“What Are You Going to Do Next?”
Introducing the Predictive Interface

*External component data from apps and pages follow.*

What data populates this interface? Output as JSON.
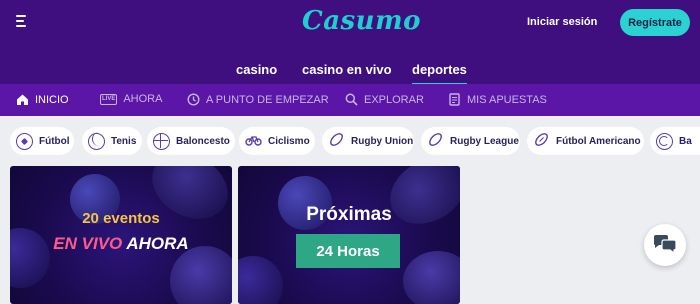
{
  "header": {
    "logo": "Casumo",
    "login_label": "Iniciar sesión",
    "register_label": "Regístrate"
  },
  "main_tabs": [
    {
      "label": "casino",
      "active": false
    },
    {
      "label": "casino en vivo",
      "active": false
    },
    {
      "label": "deportes",
      "active": true
    }
  ],
  "subnav": [
    {
      "label": "INICIO",
      "icon": "home-icon",
      "active": true
    },
    {
      "label": "AHORA",
      "icon": "live-icon",
      "active": false
    },
    {
      "label": "A PUNTO DE EMPEZAR",
      "icon": "clock-icon",
      "active": false
    },
    {
      "label": "EXPLORAR",
      "icon": "search-icon",
      "active": false
    },
    {
      "label": "MIS APUESTAS",
      "icon": "betslip-icon",
      "active": false
    }
  ],
  "subnav_live_badge": "LIVE",
  "sports": [
    {
      "label": "Fútbol",
      "icon": "soccer-ball-icon"
    },
    {
      "label": "Tenis",
      "icon": "tennis-ball-icon"
    },
    {
      "label": "Baloncesto",
      "icon": "basketball-icon"
    },
    {
      "label": "Ciclismo",
      "icon": "bicycle-icon"
    },
    {
      "label": "Rugby Union",
      "icon": "rugby-ball-icon"
    },
    {
      "label": "Rugby League",
      "icon": "rugby-ball-icon"
    },
    {
      "label": "Fútbol Americano",
      "icon": "american-football-icon"
    },
    {
      "label": "Ba",
      "icon": "volleyball-icon"
    }
  ],
  "cards": {
    "live": {
      "line1": "20 eventos",
      "line2a": "EN VIVO",
      "line2b": "AHORA"
    },
    "upcoming": {
      "line1": "Próximas",
      "badge": "24 Horas"
    }
  },
  "colors": {
    "header_bg": "#3f0f7f",
    "subnav_bg": "#5b16a8",
    "accent": "#2ad2d2",
    "badge_green": "#2ea884",
    "live_yellow": "#f5c542",
    "live_pink": "#ff5b8a"
  }
}
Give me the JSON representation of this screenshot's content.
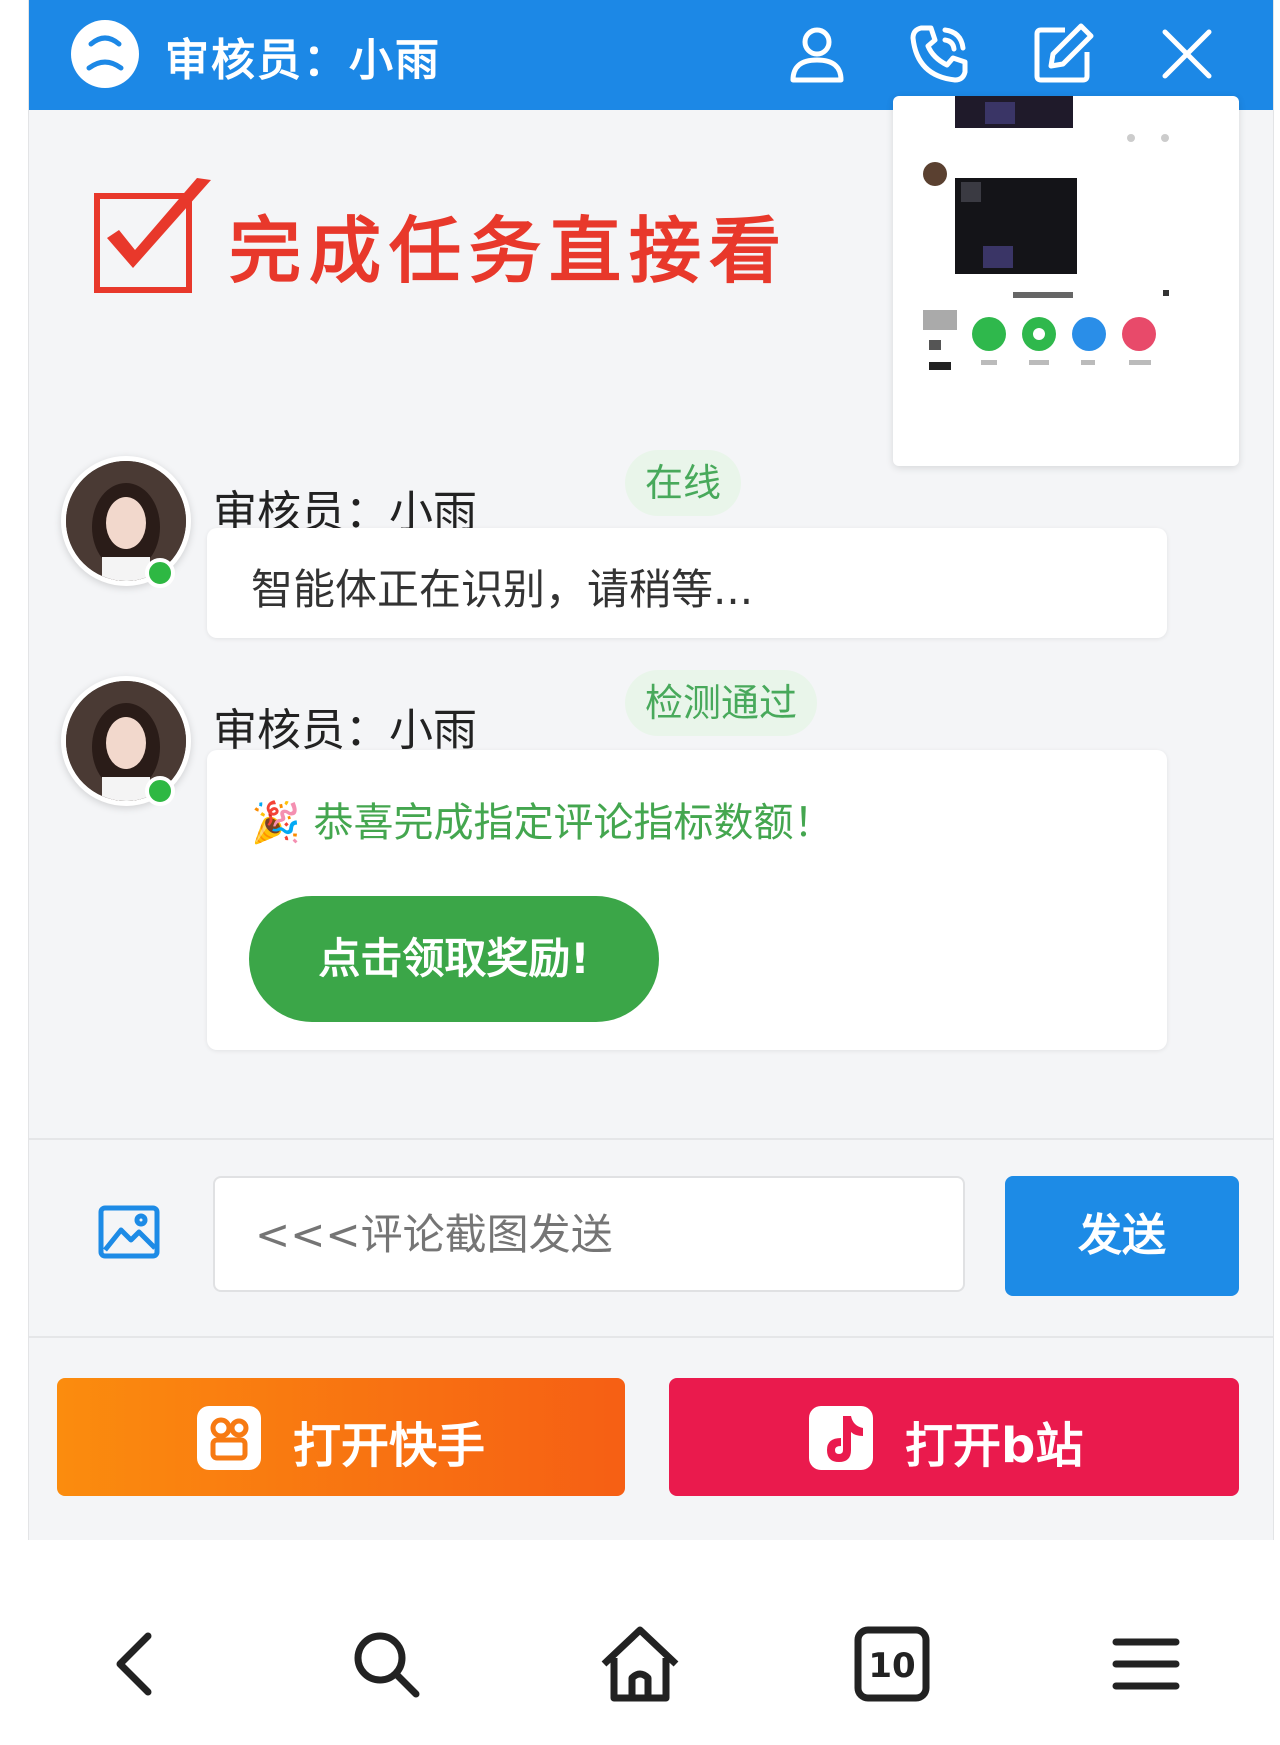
{
  "header": {
    "title": "审核员：小雨"
  },
  "banner": {
    "text": "完成任务直接看"
  },
  "messages": [
    {
      "sender": "审核员：小雨",
      "tag": "在线",
      "text": "智能体正在识别，请稍等..."
    },
    {
      "sender": "审核员：小雨",
      "tag": "检测通过",
      "emoji": "🎉",
      "text": "恭喜完成指定评论指标数额！",
      "button": "点击领取奖励!"
    }
  ],
  "input": {
    "placeholder": "<<<评论截图发送",
    "send_label": "发送"
  },
  "apps": {
    "kuaishou_label": "打开快手",
    "bilibili_label": "打开b站"
  },
  "nav": {
    "tabs_count": "10"
  },
  "colors": {
    "header": "#1c88e6",
    "online": "#2eb843",
    "reward": "#3ba648",
    "kuaishou": "#f96d10",
    "bilibili": "#ea1a4d"
  }
}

There aren't very many qualitatively different types of computer interfaces in use in the world today. But with the release of Mathematica 9 I think we have the first truly practical example of a new kind---the computed predictive interface. If one's dealing with a system that has a small fixed set of possible actions or inputs, one can typically build an interface out of elements like menus or forms. But if one has a more open-ended system, one typically has to define some kind of language. Usually this will be basically textual (as it is for the most part for Mathematica); sometimes it may be visual (as for Wolfram SystemModeler). The challenge is then to make the language broad and powerful, while keeping it as easy as possible for humans to write and understand. And as a committed computer language designer for the past 30+ years, I have devoted an immense amount of effort to this. But with Wolfram|Alpha I had a different idea. Don't try to define the best possible artificial computer language, that humans then have to learn. Instead, use natural language, just like humans do among themselves, and then have the computer do its best to understand this. At first, it was not at all clear that such an approach was going to work. But one of the big things we've learned from Wolfram|Alpha is with enough effort (and enough built-in knowledge), it can. And indeed two years ago in Mathematica 8 we used what we'd done with Wolfram|Alpha to add to Mathematica the capability of taking free-form natural language input, and automatically generating from it precise Mathematica language code. But let's say one's just got some output from Mathematica. What should one do next? One may know the appropriate Mathematica language input to give. Or at least one may be able to express what one wants to do in free-form natural language. But in both cases there's a kind of creative act required: starting from nothing one has figure out what to say. So can we make this easier? The answer, I think, is yes. And that's what we've now done with the Predictive Interface in Mathematica 9. The concept of the Predictive Interface is to take what you've done so far, and from it predict a few possibilities for what you're likely to want to do next.
Announcements & Events

Mathematica Experts Live: New in Mathematica 9

Curious about Mathematica 9? You can see it in action in three free online events. Our experts will introduce you to new features in usability, computation, data manipulation, and visualization. Live Q&A sessions during each event will give you a chance to ask questions. Topics covered: Predictive Interface and Units: December 10, 1–2pm EST Get a look at the new interface paradigm and systemwide units support. Our experts will demonstrate the next-computation Suggestions Bar, context-sensitive Input Assistant, and units features, from unit conversion to dimensional analysis.   Social Networks and Data Science: December 12, 1–2:30pm EST Learn about Mathematica 9's new social network analysis capabilities with built-in access to social media data, plus other graphs and networks enhancements and new computational features in data science, such as reliability, survival analysis, and random processes.   Data Manipulation and Visualization: December 14, 1–2:30pm EST Get the scoop on new features for image and signal processing, interactive gauges, legends for plots and charts, and integrating with R directly from our experts.